■ **YOUR TASK**
I would like every record printed again, exactly as shown.
⁂
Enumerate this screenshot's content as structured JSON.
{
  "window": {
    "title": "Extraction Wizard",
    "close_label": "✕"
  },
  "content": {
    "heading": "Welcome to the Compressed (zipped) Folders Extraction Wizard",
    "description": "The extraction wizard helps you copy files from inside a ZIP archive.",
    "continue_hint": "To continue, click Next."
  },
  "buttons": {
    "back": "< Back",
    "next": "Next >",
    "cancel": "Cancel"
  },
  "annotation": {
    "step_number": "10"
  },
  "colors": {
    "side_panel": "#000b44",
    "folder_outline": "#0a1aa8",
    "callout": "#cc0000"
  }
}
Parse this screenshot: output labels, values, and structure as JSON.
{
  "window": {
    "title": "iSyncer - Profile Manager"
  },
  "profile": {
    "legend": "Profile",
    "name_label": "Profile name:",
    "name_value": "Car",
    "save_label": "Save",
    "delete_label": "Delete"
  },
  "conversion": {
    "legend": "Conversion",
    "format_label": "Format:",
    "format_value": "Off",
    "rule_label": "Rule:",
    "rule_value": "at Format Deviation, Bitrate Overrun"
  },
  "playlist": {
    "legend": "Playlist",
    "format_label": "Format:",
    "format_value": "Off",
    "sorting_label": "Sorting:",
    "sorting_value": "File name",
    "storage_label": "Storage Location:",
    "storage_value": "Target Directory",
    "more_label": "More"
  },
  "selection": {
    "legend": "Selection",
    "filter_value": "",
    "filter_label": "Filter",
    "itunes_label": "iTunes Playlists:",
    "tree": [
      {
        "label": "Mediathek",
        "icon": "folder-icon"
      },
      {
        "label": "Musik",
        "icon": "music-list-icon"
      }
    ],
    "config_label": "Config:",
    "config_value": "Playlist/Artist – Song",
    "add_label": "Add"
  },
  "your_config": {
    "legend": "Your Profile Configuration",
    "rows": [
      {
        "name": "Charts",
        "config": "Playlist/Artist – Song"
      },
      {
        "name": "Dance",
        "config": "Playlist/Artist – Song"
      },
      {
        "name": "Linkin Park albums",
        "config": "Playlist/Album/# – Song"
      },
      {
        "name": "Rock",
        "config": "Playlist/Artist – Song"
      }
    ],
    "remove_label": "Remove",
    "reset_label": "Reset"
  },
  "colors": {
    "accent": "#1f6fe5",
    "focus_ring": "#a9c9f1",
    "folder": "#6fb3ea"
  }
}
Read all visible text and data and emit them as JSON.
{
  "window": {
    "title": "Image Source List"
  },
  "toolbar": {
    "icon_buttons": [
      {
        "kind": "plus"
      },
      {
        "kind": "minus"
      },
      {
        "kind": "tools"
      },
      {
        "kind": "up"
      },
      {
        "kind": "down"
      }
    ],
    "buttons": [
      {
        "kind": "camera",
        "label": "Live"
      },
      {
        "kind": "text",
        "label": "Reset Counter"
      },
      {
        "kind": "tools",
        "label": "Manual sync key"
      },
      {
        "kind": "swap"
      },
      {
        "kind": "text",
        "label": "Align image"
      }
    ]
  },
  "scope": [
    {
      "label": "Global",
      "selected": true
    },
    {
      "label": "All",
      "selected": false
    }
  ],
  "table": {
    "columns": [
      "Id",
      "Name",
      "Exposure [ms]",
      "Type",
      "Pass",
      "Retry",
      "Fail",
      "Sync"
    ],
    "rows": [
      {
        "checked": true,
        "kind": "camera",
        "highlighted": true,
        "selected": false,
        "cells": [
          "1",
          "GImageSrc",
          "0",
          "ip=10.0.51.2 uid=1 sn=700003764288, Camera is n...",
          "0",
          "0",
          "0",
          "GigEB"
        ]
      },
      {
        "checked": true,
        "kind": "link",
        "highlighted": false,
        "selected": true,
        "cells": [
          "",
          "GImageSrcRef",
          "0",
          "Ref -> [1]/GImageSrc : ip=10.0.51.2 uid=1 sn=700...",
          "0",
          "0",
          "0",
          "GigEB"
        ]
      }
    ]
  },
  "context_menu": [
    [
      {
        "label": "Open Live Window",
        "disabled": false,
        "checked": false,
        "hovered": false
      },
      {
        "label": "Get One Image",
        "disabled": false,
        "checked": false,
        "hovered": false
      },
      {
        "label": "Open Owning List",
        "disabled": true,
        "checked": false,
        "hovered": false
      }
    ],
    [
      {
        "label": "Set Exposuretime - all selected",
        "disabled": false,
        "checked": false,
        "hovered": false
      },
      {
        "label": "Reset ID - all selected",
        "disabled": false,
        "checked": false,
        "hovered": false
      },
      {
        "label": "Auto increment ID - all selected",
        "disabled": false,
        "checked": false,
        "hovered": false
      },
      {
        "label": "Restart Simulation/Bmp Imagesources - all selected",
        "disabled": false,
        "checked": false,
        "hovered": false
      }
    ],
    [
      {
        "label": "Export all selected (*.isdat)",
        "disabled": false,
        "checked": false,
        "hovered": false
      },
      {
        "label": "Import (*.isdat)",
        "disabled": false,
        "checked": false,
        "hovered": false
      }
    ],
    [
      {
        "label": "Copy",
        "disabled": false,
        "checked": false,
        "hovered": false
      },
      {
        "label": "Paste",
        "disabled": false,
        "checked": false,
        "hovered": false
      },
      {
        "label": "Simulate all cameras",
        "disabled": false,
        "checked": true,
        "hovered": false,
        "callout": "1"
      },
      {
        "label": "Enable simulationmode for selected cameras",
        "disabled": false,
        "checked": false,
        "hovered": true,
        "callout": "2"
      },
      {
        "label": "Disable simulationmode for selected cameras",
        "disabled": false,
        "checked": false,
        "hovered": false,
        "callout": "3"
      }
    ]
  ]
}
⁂
■ **RESPONSE AREA**
Enumerate this screenshot's content as structured JSON.
{
  "window": {
    "title": "Extraction Wizard",
    "close_label": "✕"
  },
  "content": {
    "heading": "Welcome to the Compressed (zipped) Folders Extraction Wizard",
    "description": "The extraction wizard helps you copy files from inside a ZIP archive.",
    "continue_hint": "To continue, click Next."
  },
  "buttons": {
    "back": "< Back",
    "next": "Next >",
    "cancel": "Cancel"
  },
  "annotation": {
    "step_number": "10"
  },
  "colors": {
    "side_panel": "#000b44",
    "folder_outline": "#0a1aa8",
    "callout": "#cc0000"
  }
}
Parse this screenshot: output labels, values, and structure as JSON.
{
  "window": {
    "title": "iSyncer - Profile Manager"
  },
  "profile": {
    "legend": "Profile",
    "name_label": "Profile name:",
    "name_value": "Car",
    "save_label": "Save",
    "delete_label": "Delete"
  },
  "conversion": {
    "legend": "Conversion",
    "format_label": "Format:",
    "format_value": "Off",
    "rule_label": "Rule:",
    "rule_value": "at Format Deviation, Bitrate Overrun"
  },
  "playlist": {
    "legend": "Playlist",
    "format_label": "Format:",
    "format_value": "Off",
    "sorting_label": "Sorting:",
    "sorting_value": "File name",
    "storage_label": "Storage Location:",
    "storage_value": "Target Directory",
    "more_label": "More"
  },
  "selection": {
    "legend": "Selection",
    "filter_value": "",
    "filter_label": "Filter",
    "itunes_label": "iTunes Playlists:",
    "tree": [
      {
        "label": "Mediathek",
        "icon": "folder-icon"
      },
      {
        "label": "Musik",
        "icon": "music-list-icon"
      }
    ],
    "config_label": "Config:",
    "config_value": "Playlist/Artist – Song",
    "add_label": "Add"
  },
  "your_config": {
    "legend": "Your Profile Configuration",
    "rows": [
      {
        "name": "Charts",
        "config": "Playlist/Artist – Song"
      },
      {
        "name": "Dance",
        "config": "Playlist/Artist – Song"
      },
      {
        "name": "Linkin Park albums",
        "config": "Playlist/Album/# – Song"
      },
      {
        "name": "Rock",
        "config": "Playlist/Artist – Song"
      }
    ],
    "remove_label": "Remove",
    "reset_label": "Reset"
  },
  "colors": {
    "accent": "#1f6fe5",
    "focus_ring": "#a9c9f1",
    "folder": "#6fb3ea"
  }
}
Read all visible text and data and emit them as JSON.
{
  "window": {
    "title": "Image Source List"
  },
  "toolbar": {
    "icon_buttons": [
      {
        "kind": "plus"
      },
      {
        "kind": "minus"
      },
      {
        "kind": "tools"
      },
      {
        "kind": "up"
      },
      {
        "kind": "down"
      }
    ],
    "buttons": [
      {
        "kind": "camera",
        "label": "Live"
      },
      {
        "kind": "text",
        "label": "Reset Counter"
      },
      {
        "kind": "tools",
        "label": "Manual sync key"
      },
      {
        "kind": "swap"
      },
      {
        "kind": "text",
        "label": "Align image"
      }
    ]
  },
  "scope": [
    {
      "label": "Global",
      "selected": true
    },
    {
      "label": "All",
      "selected": false
    }
  ],
  "table": {
    "columns": [
      "Id",
      "Name",
      "Exposure [ms]",
      "Type",
      "Pass",
      "Retry",
      "Fail",
      "Sync"
    ],
    "rows": [
      {
        "checked": true,
        "kind": "camera",
        "highlighted": true,
        "selected": false,
        "cells": [
          "1",
          "GImageSrc",
          "0",
          "ip=10.0.51.2 uid=1 sn=700003764288, Camera is n...",
          "0",
          "0",
          "0",
          "GigEB"
        ]
      },
      {
        "checked": true,
        "kind": "link",
        "highlighted": false,
        "selected": true,
        "cells": [
          "",
          "GImageSrcRef",
          "0",
          "Ref -> [1]/GImageSrc : ip=10.0.51.2 uid=1 sn=700...",
          "0",
          "0",
          "0",
          "GigEB"
        ]
      }
    ]
  },
  "context_menu": [
    [
      {
        "label": "Open Live Window",
        "disabled": false,
        "checked": false,
        "hovered": false
      },
      {
        "label": "Get One Image",
        "disabled": false,
        "checked": false,
        "hovered": false
      },
      {
        "label": "Open Owning List",
        "disabled": true,
        "checked": false,
        "hovered": false
      }
    ],
    [
      {
        "label": "Set Exposuretime - all selected",
        "disabled": false,
        "checked": false,
        "hovered": false
      },
      {
        "label": "Reset ID - all selected",
        "disabled": false,
        "checked": false,
        "hovered": false
      },
      {
        "label": "Auto increment ID - all selected",
        "disabled": false,
        "checked": false,
        "hovered": false
      },
      {
        "label": "Restart Simulation/Bmp Imagesources - all selected",
        "disabled": false,
        "checked": false,
        "hovered": false
      }
    ],
    [
      {
        "label": "Export all selected (*.isdat)",
        "disabled": false,
        "checked": false,
        "hovered": false
      },
      {
        "label": "Import (*.isdat)",
        "disabled": false,
        "checked": false,
        "hovered": false
      }
    ],
    [
      {
        "label": "Copy",
        "disabled": false,
        "checked": false,
        "hovered": false
      },
      {
        "label": "Paste",
        "disabled": false,
        "checked": false,
        "hovered": false
      },
      {
        "label": "Simulate all cameras",
        "disabled": false,
        "checked": true,
        "hovered": false,
        "callout": "1"
      },
      {
        "label": "Enable simulationmode for selected cameras",
        "disabled": false,
        "checked": false,
        "hovered": true,
        "callout": "2"
      },
      {
        "label": "Disable simulationmode for selected cameras",
        "disabled": false,
        "checked": false,
        "hovered": false,
        "callout": "3"
      }
    ]
  ]
}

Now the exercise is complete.